Well, I think this was so helpful, Carla, and I love that, again, this whole conversation has gone back to starting with self. I think in every micro-chat we had in this conversation; everything comes back to self-empowerment and really a belief in what you're saying. 

Whether it is advocating for the value of the department that you're running or your role, or it's advocating for the importance of setting boundaries and taking care of yourself so that you can function and operate and do the job you want to do in a way that feels healthy. 

It really does all start with you. So, I want to, of course, thank you for being here, but I want to give you a little bit more airspace to share any final words of wisdom or pieces of advice that, as we go into this new year, people listening to this podcast and I can take with them.

Carla Cobos Hull
One piece of advice that I would love to share with everyone is start really being aware of how you are in your life and how not happy, because happiness is a state of mind, right? How did you perceive your life to be, and if you're not content, if you're not in harmony with it, then start to make changes, small changes to it. You don't need to go big, start small. 

Because I want you to remember, I want you to know that you're worth it, that you're loved. That what you do matters and what you do really changes the world. And so, I really want to empower everyone to go within, be aware, be aware of your mind, your body, your energy, and take time for you. You deserve it. You work hard for it.

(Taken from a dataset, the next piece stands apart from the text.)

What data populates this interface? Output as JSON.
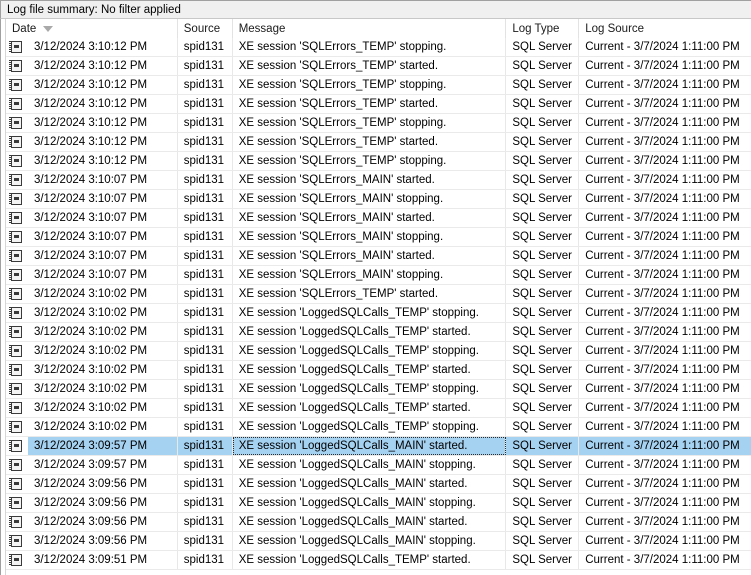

Courtney Stanley  
Wise words, Carla, and I will definitely be taking those with me and I want to say thank you so much for kicking off our fifth season of Dare to Interrupt with a great conversation, so many takeaways, so many things for us to think about. And for just sharing your wisdom with us, and of course audience, thank you all for listening. 

Be sure to share what you learned from this episode with us on Twitter, Facebook and Instagram by following at @MeetingsToday and @CourtneyonStage, and be sure to never miss an episode by subscribing to Dare to Interrupt on Apple podcasts, Spotify, Stitcher, Google podcasts and more. 

Create balance, advocate for yourselves and keep daring to interrupt, my friends. Until next time.


Profile picture for user Courtney Stanley
About the author
Courtney Stanley

Courtney is a keynote speaker, writer, podcaster and career success coach with a background in experience design, community engagement and leadership development. Courtney is the host of Meetings Today’s “Dare to Interrupt,” a podcast that provides a platform for the event, hospitality and tourism industry’s most influential and successful women to share their stories of adversity and success, unfiltered.